Only the count is wanted here: how many lines of the entries hold the string "CastroBodoque"?
*** Opening SOURCE DATA ***
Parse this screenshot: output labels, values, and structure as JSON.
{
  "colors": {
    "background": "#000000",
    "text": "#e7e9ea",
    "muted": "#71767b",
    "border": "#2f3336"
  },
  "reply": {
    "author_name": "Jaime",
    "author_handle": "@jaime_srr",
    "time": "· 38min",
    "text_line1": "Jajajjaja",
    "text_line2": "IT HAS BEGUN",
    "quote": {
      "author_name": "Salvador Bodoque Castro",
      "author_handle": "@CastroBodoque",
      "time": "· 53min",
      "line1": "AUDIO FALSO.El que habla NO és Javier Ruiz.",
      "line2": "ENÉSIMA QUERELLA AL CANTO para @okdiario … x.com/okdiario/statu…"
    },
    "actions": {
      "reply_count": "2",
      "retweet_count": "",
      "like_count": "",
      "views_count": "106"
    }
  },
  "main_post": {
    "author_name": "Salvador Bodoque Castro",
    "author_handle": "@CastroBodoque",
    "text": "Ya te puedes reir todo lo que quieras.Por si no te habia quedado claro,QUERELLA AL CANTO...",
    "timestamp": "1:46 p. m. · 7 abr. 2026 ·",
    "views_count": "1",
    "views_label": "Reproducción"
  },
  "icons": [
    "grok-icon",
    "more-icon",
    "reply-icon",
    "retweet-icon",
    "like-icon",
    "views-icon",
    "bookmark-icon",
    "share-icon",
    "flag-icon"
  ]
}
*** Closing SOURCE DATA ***
- _EXERCISE RESULT_
2